### Work order
Drop all images. Then write out each line below exactly as given.

### Data for the task
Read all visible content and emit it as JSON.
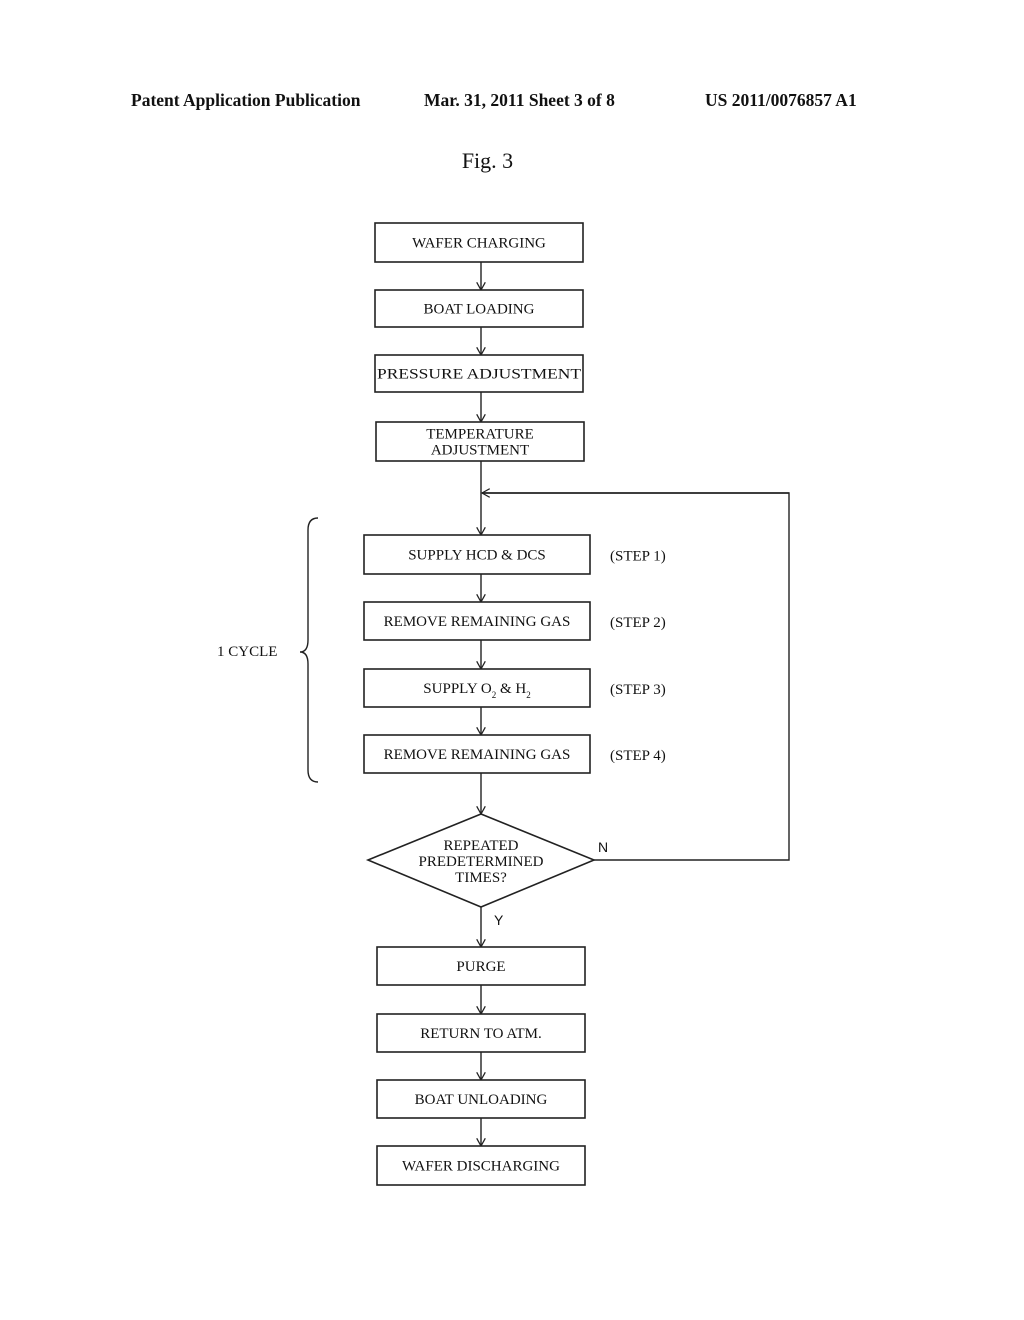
{
  "header": {
    "publication": "Patent Application Publication",
    "date_sheet": "Mar. 31, 2011  Sheet 3 of 8",
    "number": "US 2011/0076857 A1"
  },
  "figure": {
    "title": "Fig. 3",
    "cycle_label": "1 CYCLE",
    "steps": [
      {
        "id": "wafer-charging",
        "lines": [
          "WAFER CHARGING"
        ]
      },
      {
        "id": "boat-loading",
        "lines": [
          "BOAT LOADING"
        ]
      },
      {
        "id": "pressure-adjustment",
        "lines": [
          "PRESSURE ADJUSTMENT"
        ]
      },
      {
        "id": "temperature-adjustment",
        "lines": [
          "TEMPERATURE",
          "ADJUSTMENT"
        ]
      },
      {
        "id": "supply-hcd-dcs",
        "lines": [
          "SUPPLY  HCD & DCS"
        ],
        "step_label": "(STEP 1)"
      },
      {
        "id": "remove-remaining-gas-1",
        "lines": [
          "REMOVE REMAINING GAS"
        ],
        "step_label": "(STEP 2)"
      },
      {
        "id": "supply-o2-h2",
        "text_parts": [
          "SUPPLY  O",
          "2",
          " & H",
          "2"
        ],
        "step_label": "(STEP 3)"
      },
      {
        "id": "remove-remaining-gas-2",
        "lines": [
          "REMOVE REMAINING GAS"
        ],
        "step_label": "(STEP 4)"
      },
      {
        "id": "purge",
        "lines": [
          "PURGE"
        ]
      },
      {
        "id": "return-to-atm",
        "lines": [
          "RETURN TO ATM."
        ]
      },
      {
        "id": "boat-unloading",
        "lines": [
          "BOAT UNLOADING"
        ]
      },
      {
        "id": "wafer-discharging",
        "lines": [
          "WAFER DISCHARGING"
        ]
      }
    ],
    "decision": {
      "lines": [
        "REPEATED",
        "PREDETERMINED",
        "TIMES?"
      ],
      "no_label": "N",
      "yes_label": "Y"
    }
  }
}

### Output of the task
Read all visible content and emit it as JSON.
{
  "header": {
    "publication": "Patent Application Publication",
    "date_sheet": "Mar. 31, 2011  Sheet 3 of 8",
    "number": "US 2011/0076857 A1"
  },
  "figure": {
    "title": "Fig. 3",
    "cycle_label": "1 CYCLE",
    "steps": [
      {
        "id": "wafer-charging",
        "lines": [
          "WAFER CHARGING"
        ]
      },
      {
        "id": "boat-loading",
        "lines": [
          "BOAT LOADING"
        ]
      },
      {
        "id": "pressure-adjustment",
        "lines": [
          "PRESSURE ADJUSTMENT"
        ]
      },
      {
        "id": "temperature-adjustment",
        "lines": [
          "TEMPERATURE",
          "ADJUSTMENT"
        ]
      },
      {
        "id": "supply-hcd-dcs",
        "lines": [
          "SUPPLY  HCD & DCS"
        ],
        "step_label": "(STEP 1)"
      },
      {
        "id": "remove-remaining-gas-1",
        "lines": [
          "REMOVE REMAINING GAS"
        ],
        "step_label": "(STEP 2)"
      },
      {
        "id": "supply-o2-h2",
        "text_parts": [
          "SUPPLY  O",
          "2",
          " & H",
          "2"
        ],
        "step_label": "(STEP 3)"
      },
      {
        "id": "remove-remaining-gas-2",
        "lines": [
          "REMOVE REMAINING GAS"
        ],
        "step_label": "(STEP 4)"
      },
      {
        "id": "purge",
        "lines": [
          "PURGE"
        ]
      },
      {
        "id": "return-to-atm",
        "lines": [
          "RETURN TO ATM."
        ]
      },
      {
        "id": "boat-unloading",
        "lines": [
          "BOAT UNLOADING"
        ]
      },
      {
        "id": "wafer-discharging",
        "lines": [
          "WAFER DISCHARGING"
        ]
      }
    ],
    "decision": {
      "lines": [
        "REPEATED",
        "PREDETERMINED",
        "TIMES?"
      ],
      "no_label": "N",
      "yes_label": "Y"
    }
  }
}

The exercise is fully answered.